This option is the least formal ADR process and is nonbinding. It differs from settlement negotiations in that a mediator helps both sides reach a settlement. The mediator does not make any decision or give an opinion of the case; rather he/she carefully listens to the parties' positions and then by questioning, negotiating and generating options, helps the parties work out their own solution to their dispute. Any agreement reached can be made legally binding by putting it in writing and having the agreement signed by the parties and their attorneys. However, if a case does not settle in mediation, you are still free to proceed to trial.
Early Neutral Evaluation
An ENE evaluator is a private attorney with specialized expertise in a particular area of the law who meets with the parties early in the case process at a neutral location to hear both sides of the case. Prior to the meeting, the parties may be asked to provide the evaluator with a written evaluation statement. Counsel and parties must attend the session. After presentation by each side, the evaluator identifies the issues in dispute and assesses the strengths and weaknesses of each position. If there are settlement possibilities, the evaluator facilitates these discussions. If settlement is not possible, the evaluator may suggest additional meetings, offer to conduct further settlement negotiations, or suggest a discovery plan and stipulations.
In a mini-trial the opposing attorneys present their best arguments to the top decision makers for the companies and/or governmental agencies involved in the dispute and to an impartial third party advisor. The advisor generally possesses expertise in a specific area. The parties may agree upon a summary or an abbreviated hearing. After the presentations, the decision makers meet (either with or without the third party advisor) to try to negotiate a settlement. Mini-trials are private, confidential and nonbinding. Mini-trials appear to work best where (1) there are a small number of parties and where expertise is needed, (2) one party overestimates the strength of its position, or (3) policy issues must be presented to decision makers.
Summary Jury Trials

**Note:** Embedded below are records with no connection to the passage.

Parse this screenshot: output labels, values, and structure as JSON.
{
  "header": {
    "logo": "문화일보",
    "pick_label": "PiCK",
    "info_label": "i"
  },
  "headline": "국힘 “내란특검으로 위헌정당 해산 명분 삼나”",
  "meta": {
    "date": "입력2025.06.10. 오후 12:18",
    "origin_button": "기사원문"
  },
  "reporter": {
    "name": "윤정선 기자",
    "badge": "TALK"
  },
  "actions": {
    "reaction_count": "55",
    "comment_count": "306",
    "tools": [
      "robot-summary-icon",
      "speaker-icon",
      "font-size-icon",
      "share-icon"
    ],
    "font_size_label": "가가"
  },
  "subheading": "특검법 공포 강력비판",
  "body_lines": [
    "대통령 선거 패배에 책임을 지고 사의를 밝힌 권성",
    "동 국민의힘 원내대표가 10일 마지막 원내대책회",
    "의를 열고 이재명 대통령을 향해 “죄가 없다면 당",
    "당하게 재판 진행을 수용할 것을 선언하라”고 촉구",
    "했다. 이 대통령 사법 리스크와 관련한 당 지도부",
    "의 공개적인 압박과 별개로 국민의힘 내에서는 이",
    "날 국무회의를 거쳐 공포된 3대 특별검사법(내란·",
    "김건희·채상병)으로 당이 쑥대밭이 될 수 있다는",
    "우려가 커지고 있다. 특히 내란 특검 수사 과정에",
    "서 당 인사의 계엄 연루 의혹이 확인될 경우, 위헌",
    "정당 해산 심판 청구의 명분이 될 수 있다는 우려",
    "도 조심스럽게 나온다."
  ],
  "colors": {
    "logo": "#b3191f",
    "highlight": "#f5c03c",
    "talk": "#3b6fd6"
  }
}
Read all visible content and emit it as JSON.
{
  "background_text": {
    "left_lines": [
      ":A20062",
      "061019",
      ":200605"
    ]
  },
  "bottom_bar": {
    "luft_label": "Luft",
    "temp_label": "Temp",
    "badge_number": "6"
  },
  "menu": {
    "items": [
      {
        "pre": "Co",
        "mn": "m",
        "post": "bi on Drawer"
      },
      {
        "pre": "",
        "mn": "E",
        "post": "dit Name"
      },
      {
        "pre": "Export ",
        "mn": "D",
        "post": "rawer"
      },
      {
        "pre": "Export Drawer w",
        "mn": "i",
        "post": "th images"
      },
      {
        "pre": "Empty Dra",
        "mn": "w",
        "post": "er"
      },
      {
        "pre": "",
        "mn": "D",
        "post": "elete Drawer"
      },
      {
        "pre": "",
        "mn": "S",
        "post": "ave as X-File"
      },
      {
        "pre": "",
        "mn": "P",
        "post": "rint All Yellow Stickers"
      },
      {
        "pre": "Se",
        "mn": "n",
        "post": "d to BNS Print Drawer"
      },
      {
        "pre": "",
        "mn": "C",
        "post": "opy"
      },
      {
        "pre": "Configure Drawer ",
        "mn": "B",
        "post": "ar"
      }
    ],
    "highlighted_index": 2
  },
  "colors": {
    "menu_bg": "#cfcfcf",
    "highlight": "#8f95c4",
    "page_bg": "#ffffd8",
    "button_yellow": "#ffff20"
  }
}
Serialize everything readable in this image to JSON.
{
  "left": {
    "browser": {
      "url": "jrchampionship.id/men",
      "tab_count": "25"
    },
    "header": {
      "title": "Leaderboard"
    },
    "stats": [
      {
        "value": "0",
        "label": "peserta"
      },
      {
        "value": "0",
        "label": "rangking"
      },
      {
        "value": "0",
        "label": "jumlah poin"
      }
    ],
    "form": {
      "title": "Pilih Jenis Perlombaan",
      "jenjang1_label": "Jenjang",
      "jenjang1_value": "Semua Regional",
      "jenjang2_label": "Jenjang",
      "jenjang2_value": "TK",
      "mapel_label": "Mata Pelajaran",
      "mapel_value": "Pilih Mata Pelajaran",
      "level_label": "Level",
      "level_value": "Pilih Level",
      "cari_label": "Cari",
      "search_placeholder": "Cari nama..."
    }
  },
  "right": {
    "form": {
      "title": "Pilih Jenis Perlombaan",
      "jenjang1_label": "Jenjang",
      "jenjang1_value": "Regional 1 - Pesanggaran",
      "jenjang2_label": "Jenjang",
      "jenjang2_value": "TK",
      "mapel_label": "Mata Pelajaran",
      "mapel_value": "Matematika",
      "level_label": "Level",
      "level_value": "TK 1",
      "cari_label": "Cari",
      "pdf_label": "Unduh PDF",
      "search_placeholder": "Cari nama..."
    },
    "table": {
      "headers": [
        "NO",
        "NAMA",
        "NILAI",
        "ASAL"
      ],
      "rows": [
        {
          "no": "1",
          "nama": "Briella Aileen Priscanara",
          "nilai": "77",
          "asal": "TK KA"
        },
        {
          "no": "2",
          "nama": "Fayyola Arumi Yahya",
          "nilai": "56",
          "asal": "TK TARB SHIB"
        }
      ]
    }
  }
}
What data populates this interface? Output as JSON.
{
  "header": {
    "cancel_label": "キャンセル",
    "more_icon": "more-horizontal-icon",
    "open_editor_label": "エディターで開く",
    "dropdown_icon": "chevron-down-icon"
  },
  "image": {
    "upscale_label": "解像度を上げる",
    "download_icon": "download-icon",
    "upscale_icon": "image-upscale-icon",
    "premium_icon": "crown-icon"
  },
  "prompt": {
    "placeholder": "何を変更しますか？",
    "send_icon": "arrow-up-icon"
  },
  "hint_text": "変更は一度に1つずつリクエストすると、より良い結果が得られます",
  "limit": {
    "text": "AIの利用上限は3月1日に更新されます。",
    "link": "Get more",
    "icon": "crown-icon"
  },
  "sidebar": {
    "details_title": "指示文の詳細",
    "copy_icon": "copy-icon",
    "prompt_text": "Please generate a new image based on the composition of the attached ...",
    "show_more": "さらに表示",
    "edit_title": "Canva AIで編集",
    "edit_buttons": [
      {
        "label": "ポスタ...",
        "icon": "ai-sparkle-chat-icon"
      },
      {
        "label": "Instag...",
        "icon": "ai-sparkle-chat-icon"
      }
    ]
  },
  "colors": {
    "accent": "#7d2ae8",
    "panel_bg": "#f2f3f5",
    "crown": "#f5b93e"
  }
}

In a summary jury trial, the attorneys present a summary of the evidence to a jury which then renders a verdict that is advisory only. The jurors are not told that their opinion is nonbinding until after the verdict is rendered. Attorneys may then question the jurors about their response to and reasoning concerning the issues and facts. A summary jury trial is usually completed in a day or less. In many cases, the jury's reaction to the case will influence the parties to negotiate a settlement and avoid an actual trial.